* [Problem to work on]: Whenever a line in the material below contains "data", copy that line.

*** Exercise material ***

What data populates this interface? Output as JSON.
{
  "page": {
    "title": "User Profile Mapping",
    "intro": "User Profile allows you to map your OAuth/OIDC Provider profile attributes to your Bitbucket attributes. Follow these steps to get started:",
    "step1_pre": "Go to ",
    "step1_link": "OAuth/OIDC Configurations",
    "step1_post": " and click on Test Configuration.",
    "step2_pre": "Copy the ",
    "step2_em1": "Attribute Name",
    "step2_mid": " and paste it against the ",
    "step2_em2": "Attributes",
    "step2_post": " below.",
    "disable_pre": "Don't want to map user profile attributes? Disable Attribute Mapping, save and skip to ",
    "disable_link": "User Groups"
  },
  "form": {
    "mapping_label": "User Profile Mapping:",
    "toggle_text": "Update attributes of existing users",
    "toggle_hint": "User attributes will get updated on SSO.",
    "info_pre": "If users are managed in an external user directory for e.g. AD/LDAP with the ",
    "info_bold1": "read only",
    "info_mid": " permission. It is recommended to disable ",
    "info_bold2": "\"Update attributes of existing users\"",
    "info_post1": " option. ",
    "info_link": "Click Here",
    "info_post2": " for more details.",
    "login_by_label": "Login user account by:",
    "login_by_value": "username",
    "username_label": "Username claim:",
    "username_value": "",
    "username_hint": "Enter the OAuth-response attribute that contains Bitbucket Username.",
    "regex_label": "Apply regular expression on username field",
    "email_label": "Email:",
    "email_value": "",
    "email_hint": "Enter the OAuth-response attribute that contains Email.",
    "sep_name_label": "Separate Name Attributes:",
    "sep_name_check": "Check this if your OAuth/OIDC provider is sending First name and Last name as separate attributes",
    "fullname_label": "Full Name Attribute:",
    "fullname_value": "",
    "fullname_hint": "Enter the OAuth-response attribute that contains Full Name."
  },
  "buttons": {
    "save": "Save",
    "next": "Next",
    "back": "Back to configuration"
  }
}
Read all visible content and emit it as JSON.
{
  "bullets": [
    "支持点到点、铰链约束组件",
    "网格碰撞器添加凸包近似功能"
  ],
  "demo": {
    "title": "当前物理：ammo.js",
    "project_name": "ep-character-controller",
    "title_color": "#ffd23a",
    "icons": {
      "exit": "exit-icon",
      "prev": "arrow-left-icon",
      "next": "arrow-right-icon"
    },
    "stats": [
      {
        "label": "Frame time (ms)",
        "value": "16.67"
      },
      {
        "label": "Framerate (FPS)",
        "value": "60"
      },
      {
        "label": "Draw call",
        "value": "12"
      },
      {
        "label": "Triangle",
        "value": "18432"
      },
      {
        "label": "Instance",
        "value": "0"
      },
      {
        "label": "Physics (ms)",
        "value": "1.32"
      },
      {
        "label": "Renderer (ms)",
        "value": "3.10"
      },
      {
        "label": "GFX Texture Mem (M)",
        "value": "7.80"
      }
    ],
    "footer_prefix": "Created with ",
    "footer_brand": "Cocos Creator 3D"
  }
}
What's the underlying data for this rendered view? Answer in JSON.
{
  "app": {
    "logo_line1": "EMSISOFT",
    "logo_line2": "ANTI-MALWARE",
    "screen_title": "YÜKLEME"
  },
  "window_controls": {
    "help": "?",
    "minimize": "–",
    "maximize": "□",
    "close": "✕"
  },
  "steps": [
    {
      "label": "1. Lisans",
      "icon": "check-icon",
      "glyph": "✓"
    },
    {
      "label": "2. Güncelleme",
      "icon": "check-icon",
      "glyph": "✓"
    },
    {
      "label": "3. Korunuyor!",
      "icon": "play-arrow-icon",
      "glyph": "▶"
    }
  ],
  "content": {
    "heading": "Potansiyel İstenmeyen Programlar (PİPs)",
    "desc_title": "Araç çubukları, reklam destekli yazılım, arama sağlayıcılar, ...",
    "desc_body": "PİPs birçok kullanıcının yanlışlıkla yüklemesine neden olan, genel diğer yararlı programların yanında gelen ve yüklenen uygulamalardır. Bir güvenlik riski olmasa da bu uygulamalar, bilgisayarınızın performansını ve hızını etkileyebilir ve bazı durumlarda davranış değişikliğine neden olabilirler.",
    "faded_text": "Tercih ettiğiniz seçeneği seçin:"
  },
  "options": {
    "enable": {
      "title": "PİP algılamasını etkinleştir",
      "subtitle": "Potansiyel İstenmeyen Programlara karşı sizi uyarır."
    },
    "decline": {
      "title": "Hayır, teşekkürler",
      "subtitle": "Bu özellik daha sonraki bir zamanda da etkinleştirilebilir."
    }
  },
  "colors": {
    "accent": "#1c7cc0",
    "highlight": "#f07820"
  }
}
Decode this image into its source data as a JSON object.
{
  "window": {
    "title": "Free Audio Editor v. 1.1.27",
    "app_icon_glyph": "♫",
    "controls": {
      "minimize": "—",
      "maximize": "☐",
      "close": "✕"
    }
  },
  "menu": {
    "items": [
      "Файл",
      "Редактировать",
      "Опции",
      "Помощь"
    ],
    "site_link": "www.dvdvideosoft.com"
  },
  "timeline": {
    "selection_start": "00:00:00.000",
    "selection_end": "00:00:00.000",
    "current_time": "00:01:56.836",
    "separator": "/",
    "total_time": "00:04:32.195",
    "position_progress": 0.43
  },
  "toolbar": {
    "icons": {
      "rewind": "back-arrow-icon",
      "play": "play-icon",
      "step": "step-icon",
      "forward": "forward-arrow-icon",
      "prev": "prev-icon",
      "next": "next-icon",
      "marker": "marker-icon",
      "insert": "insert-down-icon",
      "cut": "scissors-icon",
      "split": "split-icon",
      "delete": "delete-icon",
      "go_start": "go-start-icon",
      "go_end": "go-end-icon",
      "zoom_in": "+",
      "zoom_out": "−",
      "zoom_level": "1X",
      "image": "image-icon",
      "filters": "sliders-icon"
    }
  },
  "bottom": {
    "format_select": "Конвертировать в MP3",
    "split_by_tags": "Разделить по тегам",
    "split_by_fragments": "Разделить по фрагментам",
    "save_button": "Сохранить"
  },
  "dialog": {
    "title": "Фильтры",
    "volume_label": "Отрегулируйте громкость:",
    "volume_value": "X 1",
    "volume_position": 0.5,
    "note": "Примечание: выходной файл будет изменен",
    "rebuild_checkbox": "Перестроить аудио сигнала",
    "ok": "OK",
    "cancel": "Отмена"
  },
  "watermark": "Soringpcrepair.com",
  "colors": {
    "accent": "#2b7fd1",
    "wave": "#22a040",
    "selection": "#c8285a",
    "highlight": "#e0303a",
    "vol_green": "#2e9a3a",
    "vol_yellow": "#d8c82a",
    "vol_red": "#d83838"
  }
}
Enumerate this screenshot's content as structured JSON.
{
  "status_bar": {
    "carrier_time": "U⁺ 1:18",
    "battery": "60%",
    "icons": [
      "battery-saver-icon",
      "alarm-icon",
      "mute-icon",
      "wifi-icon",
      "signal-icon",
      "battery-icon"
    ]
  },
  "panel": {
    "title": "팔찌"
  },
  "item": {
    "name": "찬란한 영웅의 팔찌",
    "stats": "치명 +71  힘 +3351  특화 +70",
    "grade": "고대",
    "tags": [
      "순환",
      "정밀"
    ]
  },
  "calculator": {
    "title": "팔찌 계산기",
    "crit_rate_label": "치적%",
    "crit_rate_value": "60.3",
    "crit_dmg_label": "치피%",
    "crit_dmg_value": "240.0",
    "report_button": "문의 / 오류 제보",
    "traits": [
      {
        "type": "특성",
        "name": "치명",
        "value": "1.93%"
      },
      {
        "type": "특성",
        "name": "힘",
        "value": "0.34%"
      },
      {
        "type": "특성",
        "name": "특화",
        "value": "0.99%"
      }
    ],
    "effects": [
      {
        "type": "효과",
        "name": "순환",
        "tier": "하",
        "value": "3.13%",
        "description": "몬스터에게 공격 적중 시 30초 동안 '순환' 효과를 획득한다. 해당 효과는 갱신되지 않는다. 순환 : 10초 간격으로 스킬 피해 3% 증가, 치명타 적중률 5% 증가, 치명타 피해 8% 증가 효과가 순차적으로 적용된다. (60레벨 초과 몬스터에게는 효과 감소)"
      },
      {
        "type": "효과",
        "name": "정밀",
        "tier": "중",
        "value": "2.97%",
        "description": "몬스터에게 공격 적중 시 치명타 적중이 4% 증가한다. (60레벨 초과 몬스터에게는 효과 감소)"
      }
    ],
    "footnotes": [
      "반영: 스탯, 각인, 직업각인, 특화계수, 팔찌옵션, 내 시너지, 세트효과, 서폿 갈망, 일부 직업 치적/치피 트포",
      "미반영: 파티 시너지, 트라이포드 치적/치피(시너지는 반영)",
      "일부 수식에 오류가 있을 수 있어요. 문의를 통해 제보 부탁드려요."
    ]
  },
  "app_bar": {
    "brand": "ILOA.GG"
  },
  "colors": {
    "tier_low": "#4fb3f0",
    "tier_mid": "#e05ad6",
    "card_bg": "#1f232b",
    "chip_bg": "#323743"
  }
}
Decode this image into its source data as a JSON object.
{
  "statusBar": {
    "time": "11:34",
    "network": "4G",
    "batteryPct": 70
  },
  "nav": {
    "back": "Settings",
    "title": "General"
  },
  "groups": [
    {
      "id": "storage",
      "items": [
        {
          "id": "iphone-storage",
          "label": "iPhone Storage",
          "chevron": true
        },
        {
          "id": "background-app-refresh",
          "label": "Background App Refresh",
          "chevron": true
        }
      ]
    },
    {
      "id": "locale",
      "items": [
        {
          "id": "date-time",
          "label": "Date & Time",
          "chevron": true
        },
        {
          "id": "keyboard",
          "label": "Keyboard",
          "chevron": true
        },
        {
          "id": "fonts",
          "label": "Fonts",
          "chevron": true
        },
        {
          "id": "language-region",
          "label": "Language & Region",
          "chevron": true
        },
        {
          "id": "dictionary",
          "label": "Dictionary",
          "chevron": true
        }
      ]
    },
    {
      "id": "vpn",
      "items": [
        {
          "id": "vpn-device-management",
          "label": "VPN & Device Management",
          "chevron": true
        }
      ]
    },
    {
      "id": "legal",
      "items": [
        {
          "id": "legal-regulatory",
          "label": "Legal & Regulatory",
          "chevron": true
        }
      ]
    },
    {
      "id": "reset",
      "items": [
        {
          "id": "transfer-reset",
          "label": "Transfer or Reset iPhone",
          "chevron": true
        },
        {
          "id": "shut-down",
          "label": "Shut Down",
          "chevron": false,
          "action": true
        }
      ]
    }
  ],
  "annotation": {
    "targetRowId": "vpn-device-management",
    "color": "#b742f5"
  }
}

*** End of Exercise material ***

* [Written solution]:
What data populates this interface? Output as JSON.
What's the underlying data for this rendered view? Answer in JSON.
Decode this image into its source data as a JSON object.
Decode this image into its source data as a JSON object.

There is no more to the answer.